What you should do - Gather all lines in the data that hold the string "name".

========================================================================

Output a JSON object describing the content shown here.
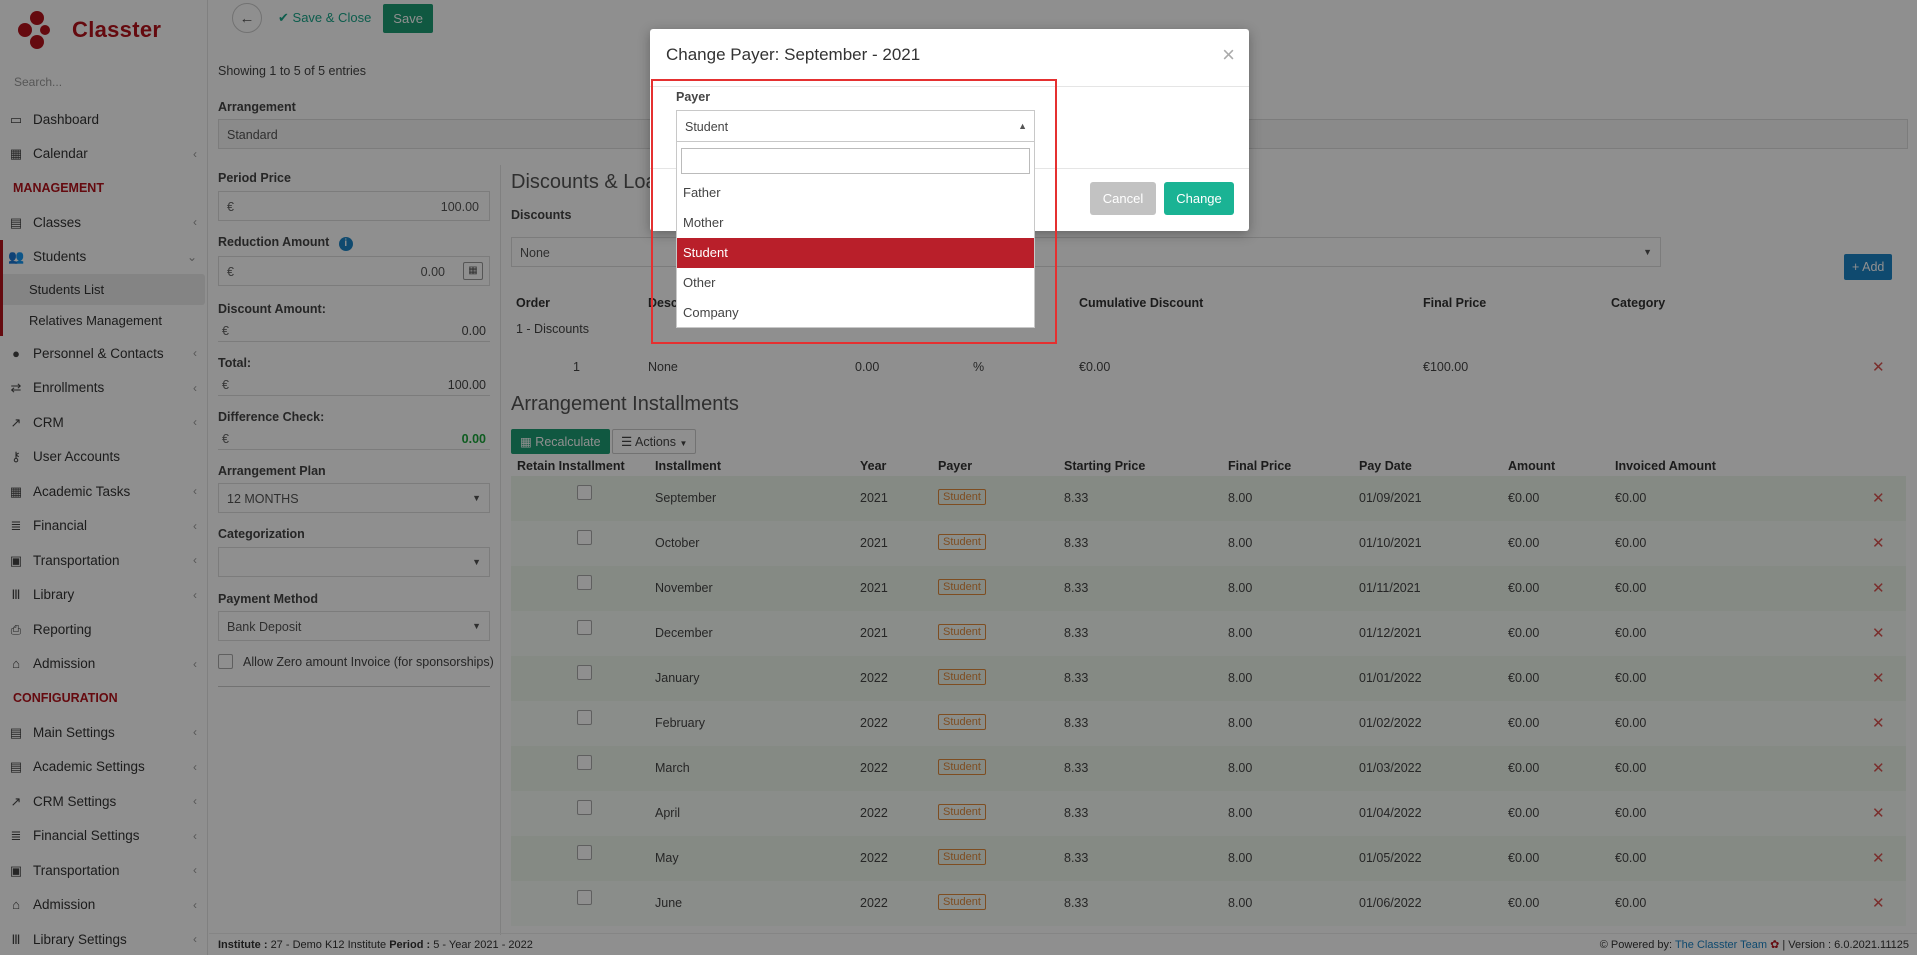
{
  "brand": {
    "name": "Classter"
  },
  "sidebar": {
    "search_placeholder": "Search...",
    "items": [
      {
        "label": "Dashboard",
        "icon": "laptop-icon"
      },
      {
        "label": "Calendar",
        "icon": "calendar-icon"
      }
    ],
    "management_label": "MANAGEMENT",
    "management_items": [
      {
        "label": "Classes"
      },
      {
        "label": "Students"
      },
      {
        "label": "Students List"
      },
      {
        "label": "Relatives Management"
      },
      {
        "label": "Personnel & Contacts"
      },
      {
        "label": "Enrollments"
      },
      {
        "label": "CRM"
      },
      {
        "label": "User Accounts"
      },
      {
        "label": "Academic Tasks"
      },
      {
        "label": "Financial"
      },
      {
        "label": "Transportation"
      },
      {
        "label": "Library"
      },
      {
        "label": "Reporting"
      },
      {
        "label": "Admission"
      }
    ],
    "configuration_label": "CONFIGURATION",
    "configuration_items": [
      {
        "label": "Main Settings"
      },
      {
        "label": "Academic Settings"
      },
      {
        "label": "CRM Settings"
      },
      {
        "label": "Financial Settings"
      },
      {
        "label": "Transportation"
      },
      {
        "label": "Admission"
      },
      {
        "label": "Library Settings"
      }
    ]
  },
  "toolbar": {
    "save_close_label": "Save & Close",
    "save_label": "Save"
  },
  "main": {
    "showing_entries": "Showing 1 to 5 of 5 entries",
    "arrangement_label": "Arrangement",
    "arrangement_value": "Standard",
    "period_price_label": "Period Price",
    "period_price_value": "100.00",
    "currency": "€",
    "reduction_amount_label": "Reduction Amount",
    "reduction_amount_value": "0.00",
    "discount_amount_label": "Discount Amount:",
    "discount_amount_value": "0.00",
    "total_label": "Total:",
    "total_value": "100.00",
    "difference_check_label": "Difference Check:",
    "difference_check_value": "0.00",
    "arrangement_plan_label": "Arrangement Plan",
    "arrangement_plan_value": "12 MONTHS",
    "categorization_label": "Categorization",
    "payment_method_label": "Payment Method",
    "payment_method_value": "Bank Deposit",
    "allow_zero_label": "Allow Zero amount Invoice (for sponsorships)",
    "discounts_loans_title": "Discounts & Loa",
    "discounts_label": "Discounts",
    "discounts_value": "None",
    "add_label": "Add",
    "discount_headers": {
      "order": "Order",
      "desc": "Desc",
      "cumulative": "Cumulative Discount",
      "final_price": "Final Price",
      "category": "Category"
    },
    "discount_group": "1 - Discounts",
    "discount_row": {
      "order": "1",
      "desc": "None",
      "value": "0.00",
      "unit": "%",
      "cumulative": "€0.00",
      "final_price": "€100.00"
    },
    "installments_title": "Arrangement Installments",
    "recalculate_label": "Recalculate",
    "actions_label": "Actions",
    "installment_headers": {
      "retain": "Retain Installment",
      "installment": "Installment",
      "year": "Year",
      "payer": "Payer",
      "starting_price": "Starting Price",
      "final_price": "Final Price",
      "pay_date": "Pay Date",
      "amount": "Amount",
      "invoiced": "Invoiced Amount"
    },
    "installments": [
      {
        "installment": "September",
        "year": "2021",
        "payer": "Student",
        "starting": "8.33",
        "final": "8.00",
        "date": "01/09/2021",
        "amount": "€0.00",
        "invoiced": "€0.00"
      },
      {
        "installment": "October",
        "year": "2021",
        "payer": "Student",
        "starting": "8.33",
        "final": "8.00",
        "date": "01/10/2021",
        "amount": "€0.00",
        "invoiced": "€0.00"
      },
      {
        "installment": "November",
        "year": "2021",
        "payer": "Student",
        "starting": "8.33",
        "final": "8.00",
        "date": "01/11/2021",
        "amount": "€0.00",
        "invoiced": "€0.00"
      },
      {
        "installment": "December",
        "year": "2021",
        "payer": "Student",
        "starting": "8.33",
        "final": "8.00",
        "date": "01/12/2021",
        "amount": "€0.00",
        "invoiced": "€0.00"
      },
      {
        "installment": "January",
        "year": "2022",
        "payer": "Student",
        "starting": "8.33",
        "final": "8.00",
        "date": "01/01/2022",
        "amount": "€0.00",
        "invoiced": "€0.00"
      },
      {
        "installment": "February",
        "year": "2022",
        "payer": "Student",
        "starting": "8.33",
        "final": "8.00",
        "date": "01/02/2022",
        "amount": "€0.00",
        "invoiced": "€0.00"
      },
      {
        "installment": "March",
        "year": "2022",
        "payer": "Student",
        "starting": "8.33",
        "final": "8.00",
        "date": "01/03/2022",
        "amount": "€0.00",
        "invoiced": "€0.00"
      },
      {
        "installment": "April",
        "year": "2022",
        "payer": "Student",
        "starting": "8.33",
        "final": "8.00",
        "date": "01/04/2022",
        "amount": "€0.00",
        "invoiced": "€0.00"
      },
      {
        "installment": "May",
        "year": "2022",
        "payer": "Student",
        "starting": "8.33",
        "final": "8.00",
        "date": "01/05/2022",
        "amount": "€0.00",
        "invoiced": "€0.00"
      },
      {
        "installment": "June",
        "year": "2022",
        "payer": "Student",
        "starting": "8.33",
        "final": "8.00",
        "date": "01/06/2022",
        "amount": "€0.00",
        "invoiced": "€0.00"
      }
    ]
  },
  "footer": {
    "institute_label": "Institute :",
    "institute_value": "27 - Demo K12 Institute",
    "period_label": "Period :",
    "period_value": "5 - Year 2021 - 2022",
    "powered_label": "Powered by:",
    "powered_value": "The Classter Team",
    "version": "| Version : 6.0.2021.11125"
  },
  "modal": {
    "title": "Change Payer: September - 2021",
    "payer_label": "Payer",
    "selected": "Student",
    "options": [
      "Father",
      "Mother",
      "Student",
      "Other",
      "Company"
    ],
    "highlighted_index": 2,
    "cancel_label": "Cancel",
    "change_label": "Change"
  },
  "colors": {
    "brand": "#b5121b",
    "accent": "#1ab394",
    "highlight": "#b91f2a",
    "annotation": "#e53030"
  }
}
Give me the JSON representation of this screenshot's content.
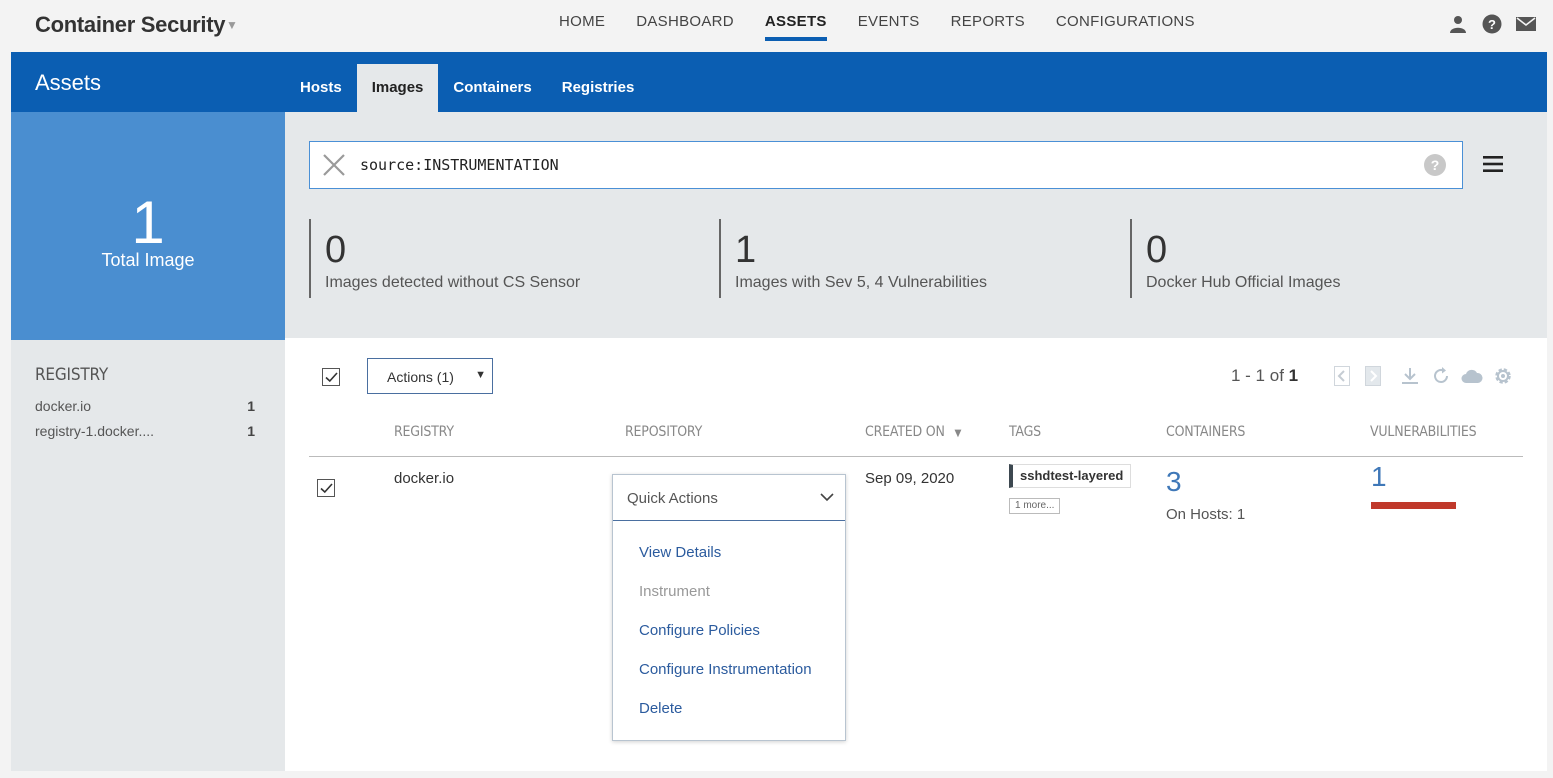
{
  "app": {
    "title": "Container Security",
    "caret": "▼"
  },
  "nav": {
    "items": [
      "HOME",
      "DASHBOARD",
      "ASSETS",
      "EVENTS",
      "REPORTS",
      "CONFIGURATIONS"
    ],
    "active": "ASSETS"
  },
  "top_icons": [
    "user-icon",
    "help-icon",
    "mail-icon"
  ],
  "band": {
    "title": "Assets",
    "tabs": [
      "Hosts",
      "Images",
      "Containers",
      "Registries"
    ],
    "active_tab": "Images"
  },
  "total": {
    "count": "1",
    "label": "Total Image"
  },
  "registry_panel": {
    "title": "REGISTRY",
    "items": [
      {
        "name": "docker.io",
        "count": "1"
      },
      {
        "name": "registry-1.docker....",
        "count": "1"
      }
    ]
  },
  "search": {
    "query": "source:INSTRUMENTATION",
    "help": "?"
  },
  "stats": [
    {
      "value": "0",
      "label": "Images detected without CS Sensor"
    },
    {
      "value": "1",
      "label": "Images with Sev 5, 4 Vulnerabilities"
    },
    {
      "value": "0",
      "label": "Docker Hub Official Images"
    }
  ],
  "toolbar": {
    "actions_label": "Actions (1)",
    "actions_arrow": "▼",
    "pager_range": "1 - 1 of",
    "pager_total": "1"
  },
  "table": {
    "headers": {
      "registry": "REGISTRY",
      "repository": "REPOSITORY",
      "created_on": "CREATED ON",
      "sort_arrow": "▼",
      "tags": "TAGS",
      "containers": "CONTAINERS",
      "vulnerabilities": "VULNERABILITIES"
    },
    "rows": [
      {
        "registry": "docker.io",
        "created_on": "Sep 09, 2020",
        "tag": "sshdtest-layered",
        "more_tags": "1 more...",
        "containers": "3",
        "on_hosts": "On Hosts: 1",
        "vulnerabilities": "1",
        "vuln_color": "#c0392b"
      }
    ]
  },
  "quick_actions": {
    "label": "Quick Actions",
    "items": [
      {
        "label": "View Details",
        "enabled": true
      },
      {
        "label": "Instrument",
        "enabled": false
      },
      {
        "label": "Configure Policies",
        "enabled": true
      },
      {
        "label": "Configure Instrumentation",
        "enabled": true
      },
      {
        "label": "Delete",
        "enabled": true
      }
    ]
  },
  "colors": {
    "brand_blue": "#0b5eb2",
    "total_box": "#4a8ed0",
    "link": "#2b5b9e"
  }
}
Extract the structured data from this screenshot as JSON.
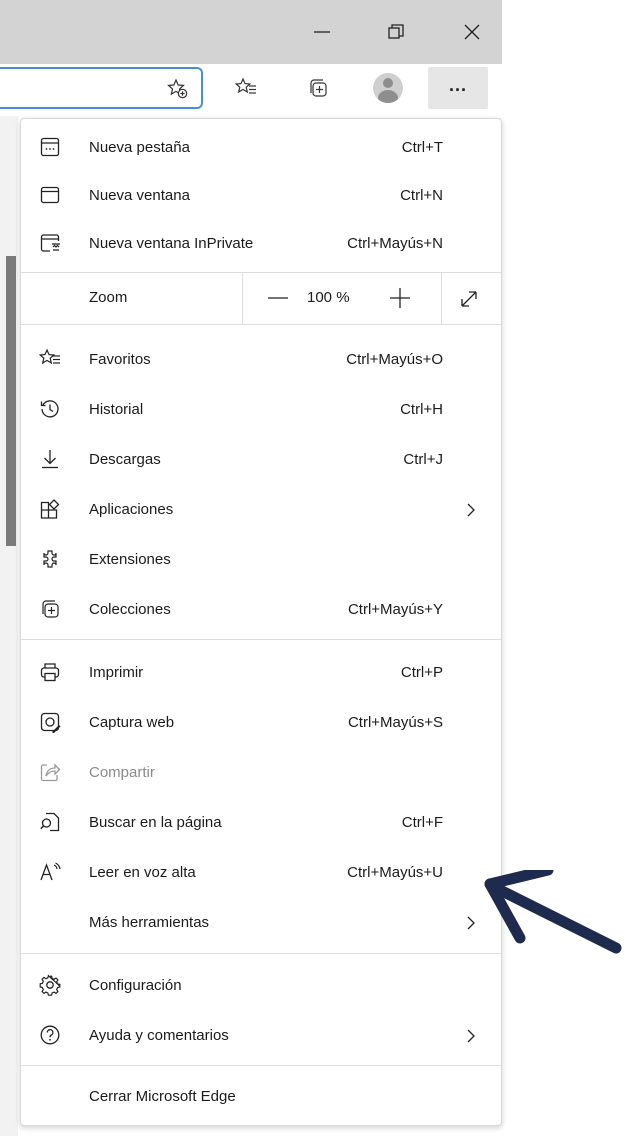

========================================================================

Expected answer -
    "name": "Classter"
        "name": "docker.io",
        "name": "registry-1.docker....",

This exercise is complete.